The supporting cast is also stacked
Fans will see several familiar faces and names rounding out the cast. Of note: Scoot McNairy (Argo) as a father named Tom, who "suffers a terrible loss that ties his fate to that of two state police detectives over 10 years" -- probably Ali and Dorff; Mamie Gummer (Ricki and the Flash) as Lucy Purcell, "a young mother of two at the center of a tragic crime"; and Ray Fisher (Justice League) as Freddy Burns, Ali's onscreen son. Michael Greyeyes, Jon Tenney, Rhys Wakefield, Sarah Gadon, Emily Nelson, Brandon Flynn, and Michael Graziadei are also set with recurring roles.
What about Matthew McConaughey?
True, there was talk a while back about the Season 1 star being up for reprising his old character. ("Yeah, I would," he said on The Rich Eisen Show when asked if he would go back. "I miss Rust Cohle, man. I miss watching him on Sunday nights.") So, it's not an impossibility, but, given the new setting and time period, it should be considered highly unlikely -- at least for this run. Harrelson, for his part, is good. The man behind Marty told Yahoo! that he doesn't "see doing that. Because, you know, it went really well the first time, and come back around to it and what else are you gonna hear but, Not as good, just wasn't as good."
What about Jason Bateman?
No. Wrong Ozarks show.
Nic Pizzolatto wrote most of Season 3
Pizzolatto, the series creator and showrunner, wrote all the episodes for Season 3, save one: Episode 4, which he co-wrote with his hero, Deadwood mastermind David Milch. Executive producers include Pizzolatto, Daniel Sackheim, Jeremy Saulnier, Scott Stephens, Harrelson, McConaughey, Season 1 director Cary Joji Fukunaga, Steve Golin, Bard Dorros, and Richard Brown. HBO seems to be happy with the scripts so far, with HBO programming president Casey Bloys calling them "terrific" and "truly remarkable."
Pizzolatto's directing for the first time
The initial plan was for Pizzolatto to direct alongside indie favorite Jeremy Saulnier (Green Room, Blue Ruin); however, the latter exited production early.
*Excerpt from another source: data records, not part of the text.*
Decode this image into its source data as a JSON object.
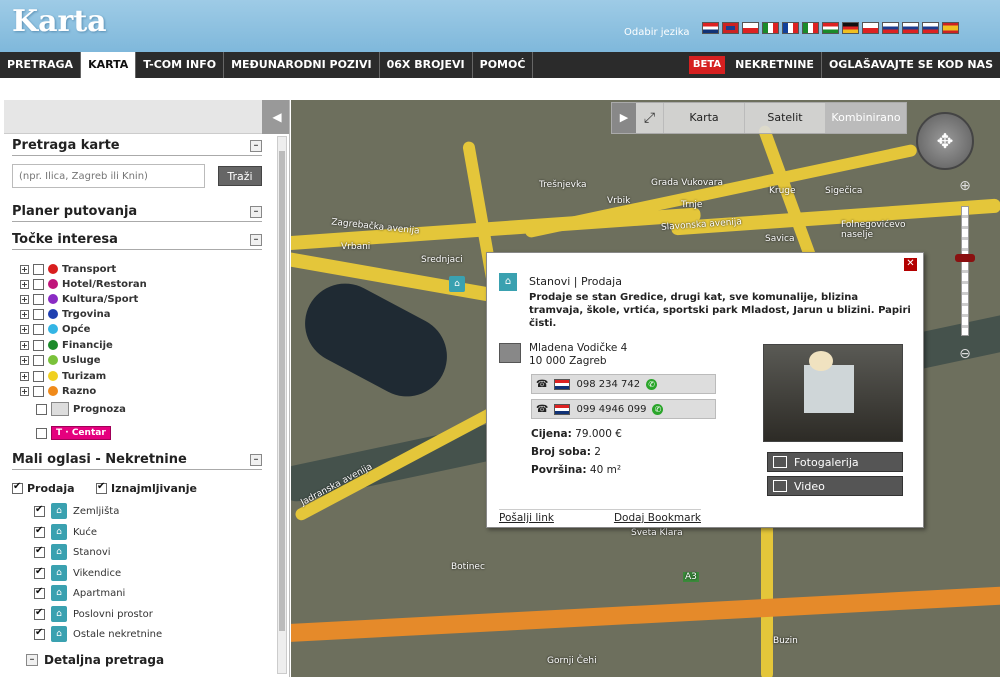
{
  "header": {
    "logo": "Karta",
    "lang_label": "Odabir jezika",
    "flags": [
      "hr-flag-icon",
      "uk-flag-icon",
      "cz-flag-icon",
      "it-flag-icon",
      "fr-flag-icon",
      "it2-flag-icon",
      "hu-flag-icon",
      "de-flag-icon",
      "pl-flag-icon",
      "ru-flag-icon",
      "sk-flag-icon",
      "si-flag-icon",
      "es-flag-icon"
    ]
  },
  "nav": {
    "items": [
      "PRETRAGA",
      "KARTA",
      "T-COM INFO",
      "MEĐUNARODNI POZIVI",
      "06X BROJEVI",
      "POMOĆ"
    ],
    "beta": "BETA",
    "right": [
      "NEKRETNINE",
      "OGLAŠAVAJTE SE KOD NAS"
    ]
  },
  "sidebar": {
    "search_title": "Pretraga karte",
    "search_placeholder": "(npr. Ilica, Zagreb ili Knin)",
    "search_button": "Traži",
    "planner": "Planer putovanja",
    "poi_title": "Točke interesa",
    "poi": [
      {
        "label": "Transport",
        "color": "#d81e1e"
      },
      {
        "label": "Hotel/Restoran",
        "color": "#c0147a"
      },
      {
        "label": "Kultura/Sport",
        "color": "#8a2bc4"
      },
      {
        "label": "Trgovina",
        "color": "#1f3fb0"
      },
      {
        "label": "Opće",
        "color": "#33b5e5"
      },
      {
        "label": "Financije",
        "color": "#1b8a2a"
      },
      {
        "label": "Usluge",
        "color": "#7ac23a"
      },
      {
        "label": "Turizam",
        "color": "#f0d020"
      },
      {
        "label": "Razno",
        "color": "#f08a1a"
      }
    ],
    "prognoza": "Prognoza",
    "tcentar": "T · Centar",
    "ads_title": "Mali oglasi - Nekretnine",
    "prodaja": "Prodaja",
    "iznajmljivanje": "Iznajmljivanje",
    "ads": [
      "Zemljišta",
      "Kuće",
      "Stanovi",
      "Vikendice",
      "Apartmani",
      "Poslovni prostor",
      "Ostale nekretnine"
    ],
    "detailed": "Detaljna pretraga"
  },
  "map": {
    "toolbar": [
      "Karta",
      "Satelit",
      "Kombinirano"
    ],
    "labels": [
      "Trešnjevka",
      "Grada Vukovara",
      "Vrbik",
      "Trnje",
      "Kruge",
      "Sigečica",
      "Zagrebačka avenija",
      "Slavonska avenija",
      "Savica",
      "Folnegovićevo naselje",
      "Vrbani",
      "Srednjaci",
      "Jadranska avenija",
      "Botinec",
      "Sveta Klara",
      "Buzin",
      "Gornji Čehi",
      "A3"
    ]
  },
  "popup": {
    "category": "Stanovi | Prodaja",
    "description": "Prodaje se stan Gredice, drugi kat, sve komunalije, blizina tramvaja, škole, vrtića, sportski park Mladost, Jarun u blizini. Papiri čisti.",
    "address1": "Mladena Vodičke 4",
    "address2": "10 000 Zagreb",
    "phone1": "098 234 742",
    "phone2": "099 4946 099",
    "price_label": "Cijena:",
    "price": "79.000 €",
    "rooms_label": "Broj soba:",
    "rooms": "2",
    "area_label": "Površina:",
    "area": "40 m²",
    "gallery": "Fotogalerija",
    "video": "Video",
    "send_link": "Pošalji link",
    "bookmark": "Dodaj Bookmark"
  }
}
Sources toldVariety the reason was a "difference of opinion on the episodes," but HBO made the split look more amicable. "Saulnier has completed the first two episodes of True Detective Season 3 and will be departing the production due to scheduling issues," the network said in a statement. "Daniel Sackheim has come on board as a director and executive producer for the series."
The shuffle was initially seen as a cause for concern because many critics believed the rotating-director approach gave Season 2 its inconsistent feel. But in Sackheim, True Detective has found an Emmy-winning, veteran TV helmer whose credits include at least one other show shot in the Ozarks. (Yes, that one.) Sackheim will split directing duties with Pizzolatto, who will make his directorial debut, for the rest of the season, as everyone on the sidelines hopes they find common ground and a uniform voice.
How will Season 3 be different from Season 2?
Judging by the breadcrumbs above, Season 3 is angling itself as a sort of spiritual return to form. Gone is the big-city setting of Season 2; back is the more rural feel of Season 1 -- even plot-wise, the logline essentially reads like a slightly modified version of the show's debut. More importantly, though, it seems HBO is giving Pizzolatto time, a privilege that was more an obstacle the second go around. "When we tell somebody to hit an air date as opposed to allowing the writing to find its own natural resting place, when it's ready, when it's baked," HBO's president, Michael Lombardo, said in 2016, "we've failed."